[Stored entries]
***

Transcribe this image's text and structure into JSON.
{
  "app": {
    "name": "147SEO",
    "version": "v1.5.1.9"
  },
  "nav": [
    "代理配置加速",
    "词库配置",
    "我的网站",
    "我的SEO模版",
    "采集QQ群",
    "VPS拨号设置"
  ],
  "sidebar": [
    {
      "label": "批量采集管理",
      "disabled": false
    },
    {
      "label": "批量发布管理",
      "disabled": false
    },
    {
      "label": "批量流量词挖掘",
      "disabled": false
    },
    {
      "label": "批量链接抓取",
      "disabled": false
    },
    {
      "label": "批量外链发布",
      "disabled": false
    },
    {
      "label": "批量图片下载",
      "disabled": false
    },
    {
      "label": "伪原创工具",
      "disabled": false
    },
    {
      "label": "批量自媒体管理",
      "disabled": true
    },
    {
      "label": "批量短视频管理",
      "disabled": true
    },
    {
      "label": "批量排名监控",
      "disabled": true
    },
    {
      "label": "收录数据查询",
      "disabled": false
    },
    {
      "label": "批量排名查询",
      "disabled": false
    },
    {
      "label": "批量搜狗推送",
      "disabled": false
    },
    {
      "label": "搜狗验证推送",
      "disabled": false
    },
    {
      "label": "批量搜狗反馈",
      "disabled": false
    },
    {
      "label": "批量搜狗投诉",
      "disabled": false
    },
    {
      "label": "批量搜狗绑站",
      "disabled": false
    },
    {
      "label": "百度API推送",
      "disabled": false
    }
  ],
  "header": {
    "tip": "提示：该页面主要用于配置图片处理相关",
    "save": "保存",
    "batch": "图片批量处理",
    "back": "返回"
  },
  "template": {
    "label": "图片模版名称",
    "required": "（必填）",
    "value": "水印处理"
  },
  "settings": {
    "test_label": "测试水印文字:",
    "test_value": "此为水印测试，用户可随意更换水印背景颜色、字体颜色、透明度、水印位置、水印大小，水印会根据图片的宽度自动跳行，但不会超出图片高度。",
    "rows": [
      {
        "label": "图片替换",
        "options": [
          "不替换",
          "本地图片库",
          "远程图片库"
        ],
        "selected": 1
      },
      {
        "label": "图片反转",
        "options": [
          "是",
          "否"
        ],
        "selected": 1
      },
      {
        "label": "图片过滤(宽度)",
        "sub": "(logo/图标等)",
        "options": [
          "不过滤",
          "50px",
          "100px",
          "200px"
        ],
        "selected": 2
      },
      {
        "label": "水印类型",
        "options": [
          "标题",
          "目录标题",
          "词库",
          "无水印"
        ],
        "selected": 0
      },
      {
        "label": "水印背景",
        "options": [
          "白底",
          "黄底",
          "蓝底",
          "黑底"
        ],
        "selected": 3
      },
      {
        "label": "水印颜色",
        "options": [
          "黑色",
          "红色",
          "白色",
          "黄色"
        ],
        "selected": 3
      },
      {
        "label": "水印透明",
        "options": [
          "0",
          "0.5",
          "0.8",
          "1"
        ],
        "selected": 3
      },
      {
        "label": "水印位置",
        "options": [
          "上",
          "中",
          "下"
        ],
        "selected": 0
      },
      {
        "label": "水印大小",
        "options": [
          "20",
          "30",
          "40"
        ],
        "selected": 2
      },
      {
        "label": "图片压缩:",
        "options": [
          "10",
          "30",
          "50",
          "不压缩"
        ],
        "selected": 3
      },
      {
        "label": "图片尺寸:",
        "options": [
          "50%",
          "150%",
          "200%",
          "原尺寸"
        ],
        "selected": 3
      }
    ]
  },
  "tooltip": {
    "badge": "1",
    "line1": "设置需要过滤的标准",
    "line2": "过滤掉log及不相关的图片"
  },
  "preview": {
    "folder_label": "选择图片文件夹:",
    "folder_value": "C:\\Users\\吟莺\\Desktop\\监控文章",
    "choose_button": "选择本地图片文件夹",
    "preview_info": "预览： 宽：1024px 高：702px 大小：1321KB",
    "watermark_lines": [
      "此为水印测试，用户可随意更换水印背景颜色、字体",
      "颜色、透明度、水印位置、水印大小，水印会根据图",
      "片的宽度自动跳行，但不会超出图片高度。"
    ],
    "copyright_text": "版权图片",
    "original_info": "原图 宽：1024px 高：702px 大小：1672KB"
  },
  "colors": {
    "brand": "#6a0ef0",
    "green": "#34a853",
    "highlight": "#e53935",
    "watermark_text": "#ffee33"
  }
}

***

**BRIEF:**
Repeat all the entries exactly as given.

**RESULT BELOW:**
Transcribe this image's text and structure into JSON.
{
  "app": {
    "name": "147SEO",
    "version": "v1.5.1.9"
  },
  "nav": [
    "代理配置加速",
    "词库配置",
    "我的网站",
    "我的SEO模版",
    "采集QQ群",
    "VPS拨号设置"
  ],
  "sidebar": [
    {
      "label": "批量采集管理",
      "disabled": false
    },
    {
      "label": "批量发布管理",
      "disabled": false
    },
    {
      "label": "批量流量词挖掘",
      "disabled": false
    },
    {
      "label": "批量链接抓取",
      "disabled": false
    },
    {
      "label": "批量外链发布",
      "disabled": false
    },
    {
      "label": "批量图片下载",
      "disabled": false
    },
    {
      "label": "伪原创工具",
      "disabled": false
    },
    {
      "label": "批量自媒体管理",
      "disabled": true
    },
    {
      "label": "批量短视频管理",
      "disabled": true
    },
    {
      "label": "批量排名监控",
      "disabled": true
    },
    {
      "label": "收录数据查询",
      "disabled": false
    },
    {
      "label": "批量排名查询",
      "disabled": false
    },
    {
      "label": "批量搜狗推送",
      "disabled": false
    },
    {
      "label": "搜狗验证推送",
      "disabled": false
    },
    {
      "label": "批量搜狗反馈",
      "disabled": false
    },
    {
      "label": "批量搜狗投诉",
      "disabled": false
    },
    {
      "label": "批量搜狗绑站",
      "disabled": false
    },
    {
      "label": "百度API推送",
      "disabled": false
    }
  ],
  "header": {
    "tip": "提示：该页面主要用于配置图片处理相关",
    "save": "保存",
    "batch": "图片批量处理",
    "back": "返回"
  },
  "template": {
    "label": "图片模版名称",
    "required": "（必填）",
    "value": "水印处理"
  },
  "settings": {
    "test_label": "测试水印文字:",
    "test_value": "此为水印测试，用户可随意更换水印背景颜色、字体颜色、透明度、水印位置、水印大小，水印会根据图片的宽度自动跳行，但不会超出图片高度。",
    "rows": [
      {
        "label": "图片替换",
        "options": [
          "不替换",
          "本地图片库",
          "远程图片库"
        ],
        "selected": 1
      },
      {
        "label": "图片反转",
        "options": [
          "是",
          "否"
        ],
        "selected": 1
      },
      {
        "label": "图片过滤(宽度)",
        "sub": "(logo/图标等)",
        "options": [
          "不过滤",
          "50px",
          "100px",
          "200px"
        ],
        "selected": 2
      },
      {
        "label": "水印类型",
        "options": [
          "标题",
          "目录标题",
          "词库",
          "无水印"
        ],
        "selected": 0
      },
      {
        "label": "水印背景",
        "options": [
          "白底",
          "黄底",
          "蓝底",
          "黑底"
        ],
        "selected": 3
      },
      {
        "label": "水印颜色",
        "options": [
          "黑色",
          "红色",
          "白色",
          "黄色"
        ],
        "selected": 3
      },
      {
        "label": "水印透明",
        "options": [
          "0",
          "0.5",
          "0.8",
          "1"
        ],
        "selected": 3
      },
      {
        "label": "水印位置",
        "options": [
          "上",
          "中",
          "下"
        ],
        "selected": 0
      },
      {
        "label": "水印大小",
        "options": [
          "20",
          "30",
          "40"
        ],
        "selected": 2
      },
      {
        "label": "图片压缩:",
        "options": [
          "10",
          "30",
          "50",
          "不压缩"
        ],
        "selected": 3
      },
      {
        "label": "图片尺寸:",
        "options": [
          "50%",
          "150%",
          "200%",
          "原尺寸"
        ],
        "selected": 3
      }
    ]
  },
  "tooltip": {
    "badge": "1",
    "line1": "设置需要过滤的标准",
    "line2": "过滤掉log及不相关的图片"
  },
  "preview": {
    "folder_label": "选择图片文件夹:",
    "folder_value": "C:\\Users\\吟莺\\Desktop\\监控文章",
    "choose_button": "选择本地图片文件夹",
    "preview_info": "预览： 宽：1024px 高：702px 大小：1321KB",
    "watermark_lines": [
      "此为水印测试，用户可随意更换水印背景颜色、字体",
      "颜色、透明度、水印位置、水印大小，水印会根据图",
      "片的宽度自动跳行，但不会超出图片高度。"
    ],
    "copyright_text": "版权图片",
    "original_info": "原图 宽：1024px 高：702px 大小：1672KB"
  },
  "colors": {
    "brand": "#6a0ef0",
    "green": "#34a853",
    "highlight": "#e53935",
    "watermark_text": "#ffee33"
  }
}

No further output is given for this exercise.